With the selection of Joseph Biden as his running mate, Barack Obama has made it clear to his supporters and the nation as a whole that if elected, the Barack Obama administration will likely be the most progressive White House in this country's history. Let's forget what a target this sets for the right, and just consider what this means to those on the left. Since I consider myself part of that latter collection, here's what it means to me.
In 1994, while a sophomore in college, I enrolled in the class "Eyes on the Prize". The class focused on the Civil Rights Movement of the 1960's and was taught by a young African-American graduate of Georgetown, whose bi-weekly lectures were raw, honest and at times, heart-wrenching. Never in my life has a class meant more to me. I would sit in class absolutely horrified at black and white films from Selma, Montgomery and other racially torn cities and small towns in the South. Having been raised in a nearly all-white suburb in Northern New Jersey, this was all new to me. Oh, I'd heard of King and Malcolm X, but I'd never been exposed to this brutality in such a real form.

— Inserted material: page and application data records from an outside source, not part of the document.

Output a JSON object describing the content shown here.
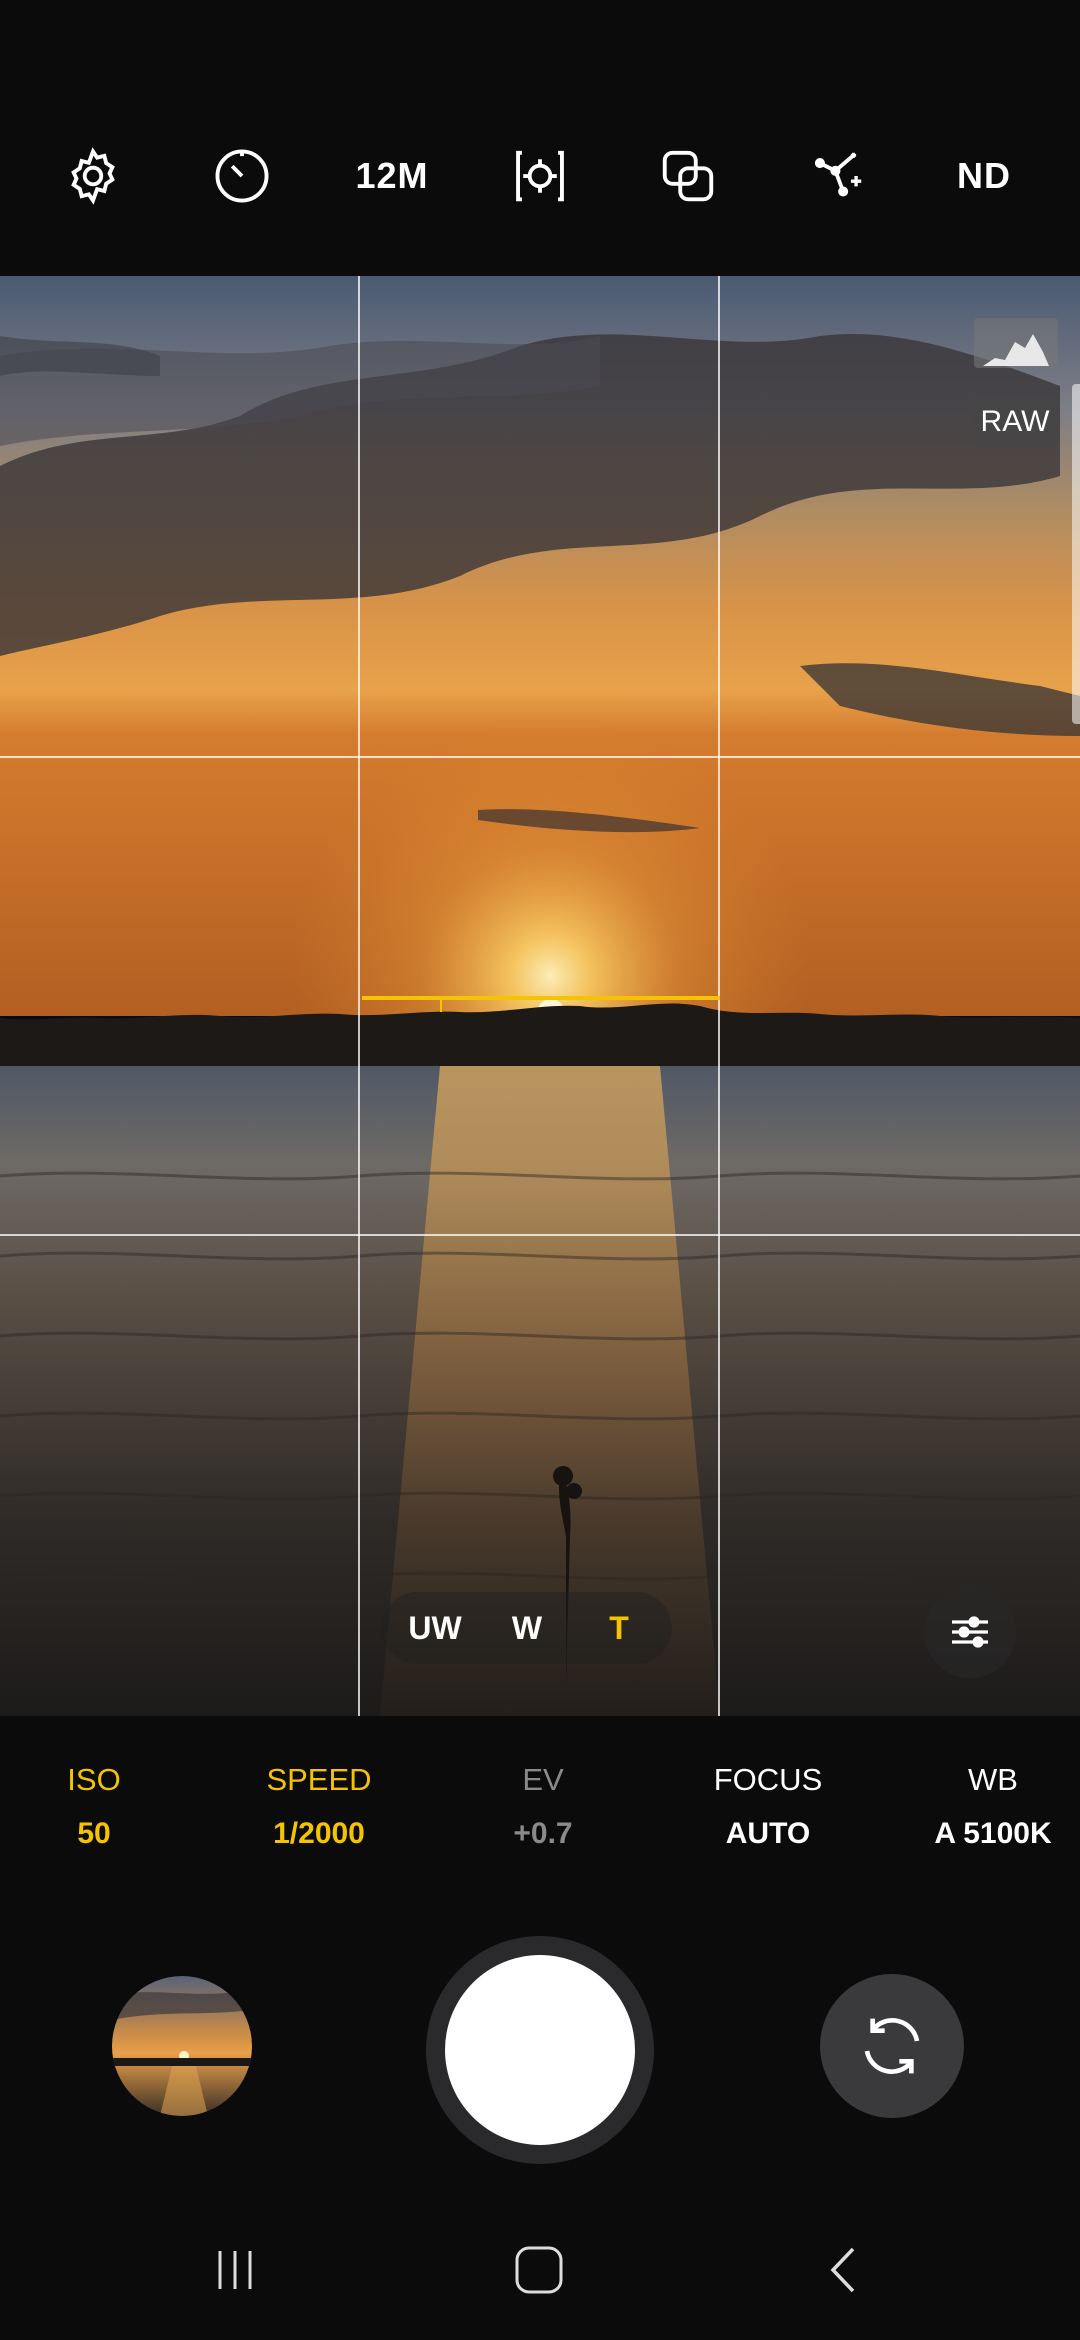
{
  "top_toolbar": {
    "items": [
      {
        "icon": "settings-gear-icon"
      },
      {
        "icon": "timer-icon"
      },
      {
        "label": "12M",
        "meaning": "resolution"
      },
      {
        "icon": "focus-target-icon"
      },
      {
        "icon": "overlapping-squares-icon"
      },
      {
        "icon": "sparkle-effects-icon"
      },
      {
        "label": "ND",
        "meaning": "nd-filter"
      }
    ]
  },
  "viewfinder": {
    "grid": "3x3",
    "histogram_icon": "histogram-icon",
    "raw_label": "RAW",
    "level_indicator_color": "#f4c400",
    "zoom": {
      "options": [
        "UW",
        "W",
        "T"
      ],
      "active": "T"
    },
    "adjust_icon": "sliders-icon"
  },
  "pro_settings": [
    {
      "label": "ISO",
      "value": "50",
      "state": "active"
    },
    {
      "label": "SPEED",
      "value": "1/2000",
      "state": "active"
    },
    {
      "label": "EV",
      "value": "+0.7",
      "state": "dim"
    },
    {
      "label": "FOCUS",
      "value": "AUTO",
      "state": "normal"
    },
    {
      "label": "WB",
      "value": "A 5100K",
      "state": "normal"
    }
  ],
  "bottom_controls": {
    "gallery_icon": "gallery-thumbnail",
    "shutter_icon": "shutter-button",
    "switch_icon": "switch-camera-icon"
  },
  "nav_bar": {
    "recents_icon": "recents-icon",
    "home_icon": "home-icon",
    "back_icon": "back-icon"
  },
  "colors": {
    "accent": "#f4c400",
    "background": "#0b0b0c",
    "dim_text": "#8a8a8a"
  }
}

I went on to read Charles Johnson, Richard Wright, and ultimately switched majors from English to Sociology (with a focus on Black Studies). I read Marx and Engel, Adam Smith and Camus. I rushed to my capital punishment class. I joined Amnesty International. My entire being was being shaped from 1994-1996, influenced by books and professors such as David Karp and Henry Blackwell. I left college in 1996 with a clear understanding of not only who'd I'd become, but who I'd always been.
Prior to the 2000 election, I recall a profile of Al Gore in the New York Times. My memory's a bit hazy, but the article covered a fundraiser on Long Island that was a who's-who of big business and big money. Evidently, when it was time for Gore to address the room, he was nowhere to be found. About 30 minutes later, one of his staffers located him on a hill about 100 yards from the banquet. Gore was lying on a hill by himself, staring up at the sky. He had to be pulled back to the event. It's a minor story, but I remember how much I could relate.
In 2004, I abandoned my job for eight months to volunteer for the Kerry campaign. Almost every day, I felt amongst like-minded folks. I felt a part of something that I'd always searched for. I saw Kerry speak once in Queens, New York, and unlike most, I found him to be genuine, stalwart and ready. Despite the loss in November, once again, this experience only furthered my self-growth.
And now 2008. With over a decade of maturation behind me, Barack Obama and Joe Biden is the dream ticket. Two progressives who've fought for the issues that are central to the democratic cause. Over the next two months, we'll likely experience some shifts towards the center, but make no mistake, if elected, this administration is it. This is the absolute antithesis of Bush and Reagan. This is deeper than Clinton or Carter. A victory remains a near coin toss, but if Obama/Biden are anointed on 11.4.08, it will be the greatest political victory of my lifetime. Everything that resides inside will finally have more than just a voice; it will have a fighting chance.